Here is what I learned or relearned from “Unbroken”: 1) Louis Zamperini was Superman. And Jesus. A kind of Super-Jesus; 2) Mutsuhiro “The Bird” Watanabe, a Japanese guard at Zamperini’s camp, was a nasty sadist. But while he abused the hell out of Zamperini, he was also sort of in love with him; 3) To be Superman and Jesus, you have to suffer inordinate abuse, both from God and the nasty sadists. And then go back to the nasty sadists and forgive them; 4) I am not Louis Zamperini.
Jolie has expressed hope that her story may heal relations and build bridges between Japan and America. This does sound a bit disingenuous: Above all, “Unbroken” hopes to build bridges between Jolie and an Oscar statue. In an uneasy mix of commerce, ambition and art, she checked all the boxes for Academy requirements, one of which says, “Supremely evil nemesis, ideally from World War II, to highlight the triumph of the human — i.e. American — spirit.”
In the end, whatever quibbling it may engender, “Unbroken” fails to inspire because it feels so perfectly safe, right down to the evil WWII Japanese.
Jolie adds an erotic touch to the prisoner-captor dynamic by casting the feminine-looking Takamasa Ishihara — a singer-songwriter known here by the stage name Miyavi — as the guard who torments Zamperini in an endless ordeal. According to Mick LaSalle, the movie critic for the San Francisco Chronicle, it is precisely in the 45 minutes of beatings and healing and more beatings that “Unbroken” gets silly and weird:
“She has Ishihara play these scenes as though he’s secretly in love with Zamperini. And then she adds a note of the (unintentionally) absurd, when she has the actors, through their performances, suggest some kind of unspoken communication, almost a communion, between the tortured and the torturer.”
So if the Japanese opt to skip “Unbroken,” let’s not blame wholesale refusal to face the past. Denial is happening in Japan, no doubt, and it’s ugly. But there are also just regular people who don’t pay for a movie to get shamed. Or folks who don’t share Jolie’s artistic interest in sadomasochism and have tired of torture porn.

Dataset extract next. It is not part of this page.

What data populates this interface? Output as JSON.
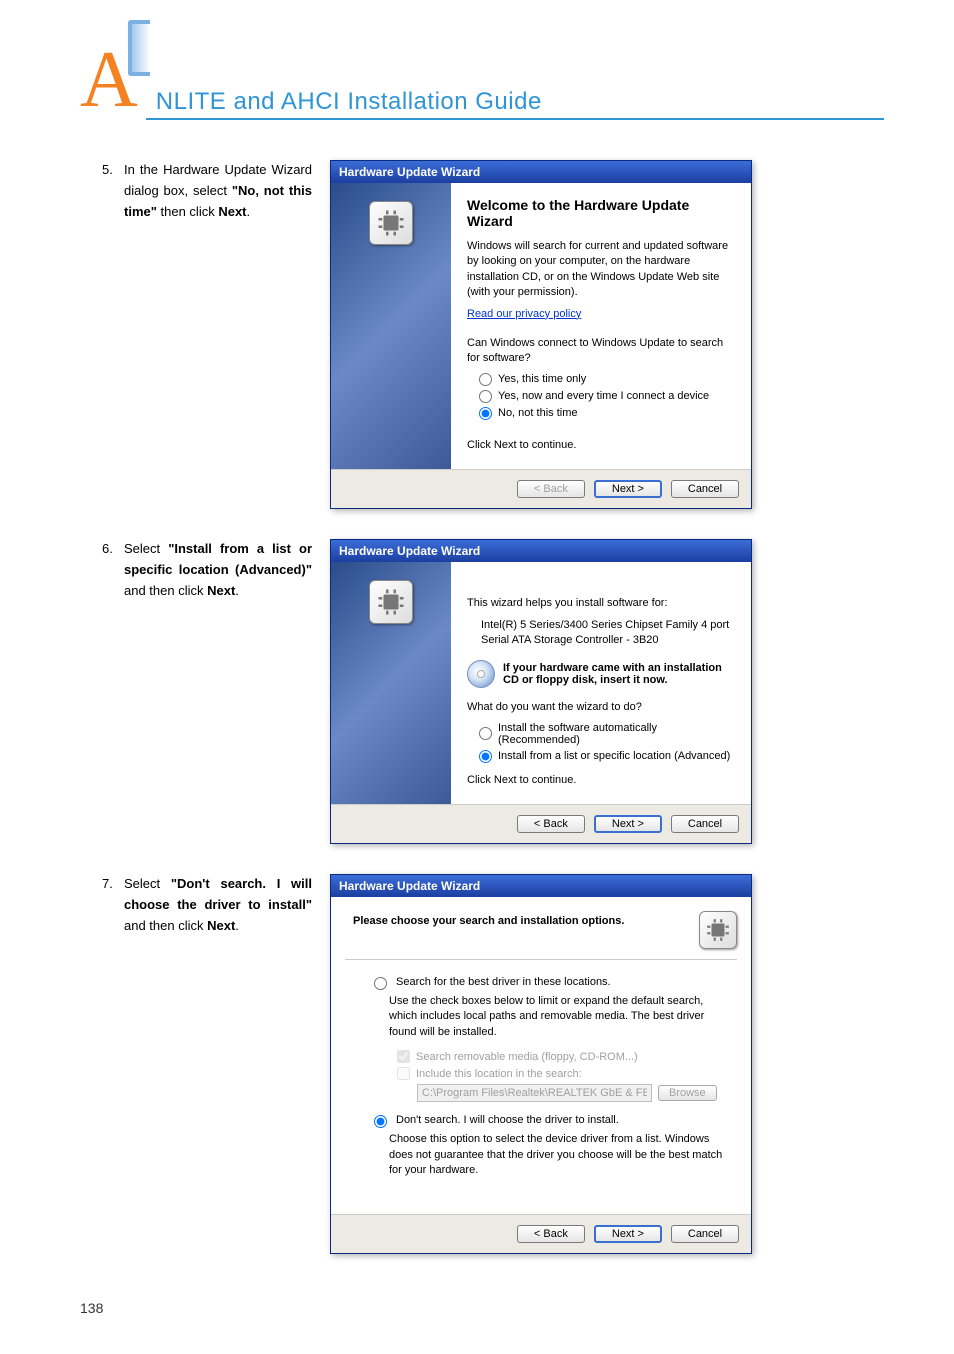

Nicolas Gattig is a teacher and writer from San Francisco. Your comments and story ideas: email@example.com